Given records:
▼

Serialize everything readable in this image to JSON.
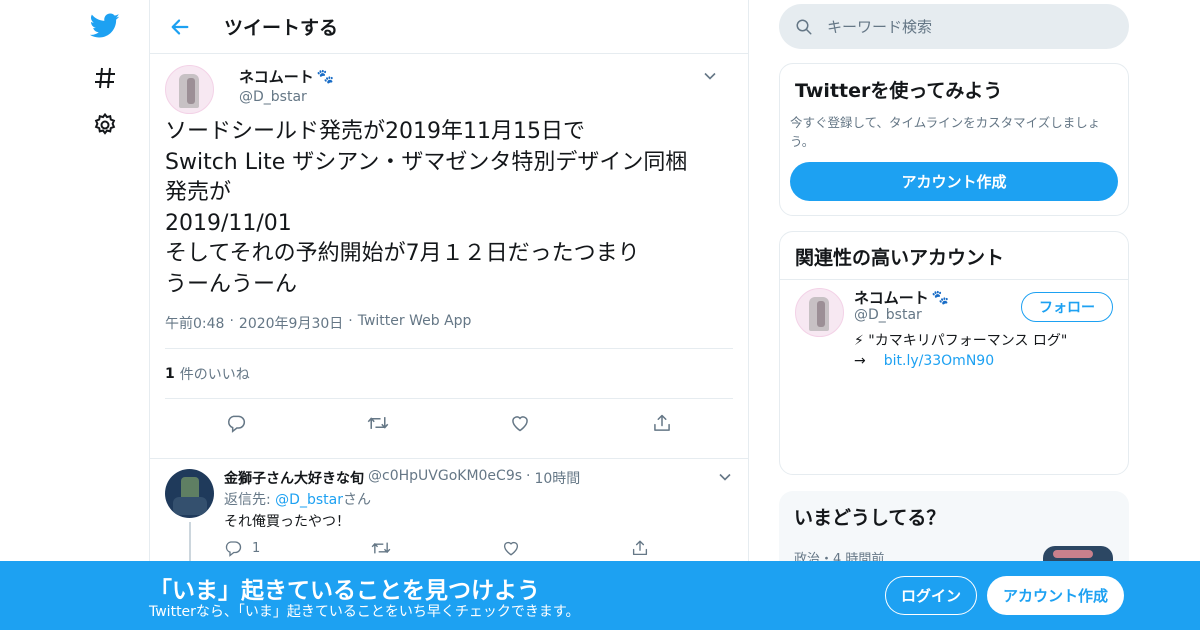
{
  "header": {
    "title": "ツイートする"
  },
  "tweet": {
    "author_name": "ネコムート",
    "author_emoji": "🐾",
    "author_handle": "@D_bstar",
    "text": "ソードシールド発売が2019年11月15日で\nSwitch Lite ザシアン・ザマゼンタ特別デザイン同梱\n発売が\n2019/11/01\nそしてそれの予約開始が7月１２日だったつまり\nうーんうーん",
    "time": "午前0:48",
    "date": "2020年9月30日",
    "source": "Twitter Web App",
    "like_count": "1",
    "like_label": "件のいいね"
  },
  "reply": {
    "name": "金獅子さん大好きな旬",
    "handle": "@c0HpUVGoKM0eC9s",
    "time": "10時間",
    "reply_to_prefix": "返信先: ",
    "reply_to_handle": "@D_bstar",
    "reply_to_suffix": "さん",
    "text": "それ俺買ったやつ！",
    "reply_count": "1"
  },
  "search": {
    "placeholder": "キーワード検索"
  },
  "signup_card": {
    "title": "Twitterを使ってみよう",
    "text": "今すぐ登録して、タイムラインをカスタマイズしましょう。",
    "button": "アカウント作成"
  },
  "related": {
    "title": "関連性の高いアカウント",
    "name": "ネコムート",
    "emoji": "🐾",
    "handle": "@D_bstar",
    "follow": "フォロー",
    "bio_line1": "⚡ \"カマキリパフォーマンス ログ\"",
    "bio_arrow": "→",
    "bio_link": "bit.ly/33OmN90"
  },
  "trends": {
    "title": "いまどうしてる？",
    "meta": "政治・4 時間前"
  },
  "bottom_bar": {
    "headline": "「いま」起きていることを見つけよう",
    "subtext": "Twitterなら、「いま」起きていることをいち早くチェックできます。",
    "login": "ログイン",
    "signup": "アカウント作成"
  },
  "colors": {
    "brand": "#1da1f2",
    "text": "#14171a",
    "muted": "#657786",
    "border": "#e6ecf0"
  }
}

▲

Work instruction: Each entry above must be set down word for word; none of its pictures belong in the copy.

Answer for this exercise:
Serialize everything readable in this image to JSON.
{
  "header": {
    "title": "ツイートする"
  },
  "tweet": {
    "author_name": "ネコムート",
    "author_emoji": "🐾",
    "author_handle": "@D_bstar",
    "text": "ソードシールド発売が2019年11月15日で\nSwitch Lite ザシアン・ザマゼンタ特別デザイン同梱\n発売が\n2019/11/01\nそしてそれの予約開始が7月１２日だったつまり\nうーんうーん",
    "time": "午前0:48",
    "date": "2020年9月30日",
    "source": "Twitter Web App",
    "like_count": "1",
    "like_label": "件のいいね"
  },
  "reply": {
    "name": "金獅子さん大好きな旬",
    "handle": "@c0HpUVGoKM0eC9s",
    "time": "10時間",
    "reply_to_prefix": "返信先: ",
    "reply_to_handle": "@D_bstar",
    "reply_to_suffix": "さん",
    "text": "それ俺買ったやつ！",
    "reply_count": "1"
  },
  "search": {
    "placeholder": "キーワード検索"
  },
  "signup_card": {
    "title": "Twitterを使ってみよう",
    "text": "今すぐ登録して、タイムラインをカスタマイズしましょう。",
    "button": "アカウント作成"
  },
  "related": {
    "title": "関連性の高いアカウント",
    "name": "ネコムート",
    "emoji": "🐾",
    "handle": "@D_bstar",
    "follow": "フォロー",
    "bio_line1": "⚡ \"カマキリパフォーマンス ログ\"",
    "bio_arrow": "→",
    "bio_link": "bit.ly/33OmN90"
  },
  "trends": {
    "title": "いまどうしてる？",
    "meta": "政治・4 時間前"
  },
  "bottom_bar": {
    "headline": "「いま」起きていることを見つけよう",
    "subtext": "Twitterなら、「いま」起きていることをいち早くチェックできます。",
    "login": "ログイン",
    "signup": "アカウント作成"
  },
  "colors": {
    "brand": "#1da1f2",
    "text": "#14171a",
    "muted": "#657786",
    "border": "#e6ecf0"
  }
}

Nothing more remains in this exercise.